Eius in obitu nostro praesentia muniamur = May we be strengthened by His presence in the hour of our death
CSSML = Crux sacra sit mihi lux! – May the holy cross be my light
NDSMD = Nunquam draco sit mihi dux! = May the dragon never be my guide
VRSNSMV = Vade retro Satana! Nunquam suade mihi vana! = Begone Satan! Never tempt me with your vanities
SMQLIVB = Sunt mala quae libas. Ipse venena bibas! = What you offer me is evil. Drink the poison yourself!
Ever More Saints, 2018: This one-of-a-kind piece integrates medals collected by the artist over the course of over fifty years from churches and shrines in Italy and New York, as well as others cherished and handed down from parents, grandparents, and more distant ancestors. To echo that legacy, the chain is hand fused in pure silver with pure gold rose petals, and the links are hand forged.

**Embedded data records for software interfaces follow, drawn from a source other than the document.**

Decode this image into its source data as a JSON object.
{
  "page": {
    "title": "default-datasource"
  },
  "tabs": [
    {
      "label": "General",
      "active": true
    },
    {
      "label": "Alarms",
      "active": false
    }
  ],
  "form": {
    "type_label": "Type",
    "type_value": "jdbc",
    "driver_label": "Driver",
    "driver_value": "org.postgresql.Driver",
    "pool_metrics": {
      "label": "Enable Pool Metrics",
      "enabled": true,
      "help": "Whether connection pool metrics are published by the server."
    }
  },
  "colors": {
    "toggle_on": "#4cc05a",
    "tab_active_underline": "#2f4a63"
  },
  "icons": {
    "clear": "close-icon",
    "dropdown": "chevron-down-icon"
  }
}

It measures 70 inches and is divided into 10 stations, the medieval number 10 representing purity, and each rose petal weighs 1.37 pennyweights, to align with some of the sacred numbers of Dante's Divine Comedy.
Distefano has also created a special cameo reproduction based on the Paternoster Pendant with the Virgin and Child (1975.1.1522, on-view in Gallery 951). Latin inscription: CONCEPTIO TUA DEI GENITRIX VIRGO GAUDIUM AN[NUN]CIAVIT IN UNIVERSO MUNDO: Your immaculate Conception, Virgin Mother of God, has announced joy to the entire world.
The Virgin and Child pendants are available in both solid sterling and sterling and 18-karat yellow gold designs
To purchase, please visit The Met Store at: https://store.metmuseum.org/exhibitions/heavenly-bodies